Reid: Nation will fall off 'cliff' unless GOP agrees to rate hikes

Senate Majority Leader Harry ReidHarry ReidChris Murphy’s profile rises with gun tragedies Republicans are headed for a disappointing end to their year in power Obama's HHS secretary could testify in Menendez trial MORE (D-Nev.) warned Republicans Wednesday morning that Congress will go over the “fiscal cliff” if they do not agree to raise tax rates.

Reid said Democrats will not accept any promise to raise revenues through future tax reform.

ADVERTISEMENT
“The American people aren’t going to be under the illusion that the Republicans are sometime in the future going to come up with revenue,” Reid said on the Senate floor. “They’re going to come up with raising the rates. Or, Madam President, we’re going over the cliff.

“How many times do we have to go through this drill to know that it’s an unfair game?” he said.

Some Republicans, such as Rep. Tom Cole (Okla.) and Sen. Bob CorkerRobert (Bob) Phillips CorkerDeficit hawks voice worry over direction of tax plan The Hill Interview: Budget Chair Black sticks around for now Overnight Finance: White House requests B for disaster relief | Ex-Equifax chief grilled over stock sales | House panel approves B for border wall | Tax plan puts swing-state Republicans in tough spot MORE (Tenn.), have suggested extending the tax rates only for family incomes below $250,000 and allowing rates on higher incomes to rise. They say the GOP could then resume the battle over the Bush-era tax rates for the wealthy in the next Congress.

Speaker John BoehnerJohn Andrew Boehner‘Lone wolf’ characterization of mass murderers is the epitome of white privilege Pelosi urges Ryan to create select committee on gun violence Ex-congressman Michael Grimm formally announces bid for old seat MORE (R-Ohio) and most House Republicans, however, have shot that suggestion down.
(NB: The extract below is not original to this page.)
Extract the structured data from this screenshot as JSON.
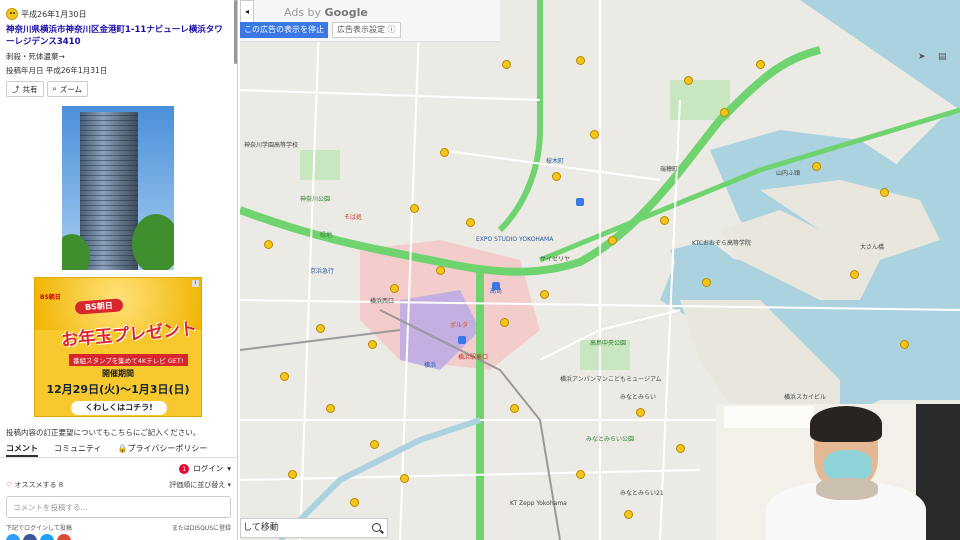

John BoehnerJohn Andrew Boehner‘Lone wolf’ characterization of mass murderers is the epitome of white privilege Pelosi urges Ryan to create select committee on gun violence Ex-congressman Michael Grimm formally announces bid for old seat MORE on Tuesday made a counteroffer to President Obama that contained his original offer to raise $800 billion in new tax revenues.

Reid compared the Republican offer to Lucy’s regular joke at Charlie Brown’s expense in the Peanuts comic strip.

“It’s like the Charlie Brown cartoon. How many times — how many times is Charlie Brown going to try to kick that football? Because we know every time he approaches that football, it will be taken away from him,” he said.

Senate Republican Leader Mitch McConnellAddison (Mitch) Mitchell McConnellGun proposal picks up GOP support Children’s health-care bill faces new obstacles Dems see Trump as potential ally on gun reform MORE (Ky.) took to the floor after Reid to press Obama to agree to significant cuts to social-safety net programs, which are the biggest drivers of the federal debt.

He said Democrats should not pretend they can solve the nation’s deficit problems by raising taxes alone.

“President Obama is suddenly silent, silent on the need for spending cuts,” McConnell said. “He keeps talking about balance. That polls well. But when it comes to specific cuts, he is largely silent.

“All of a sudden, it’s all tax hikes all the time,” he said.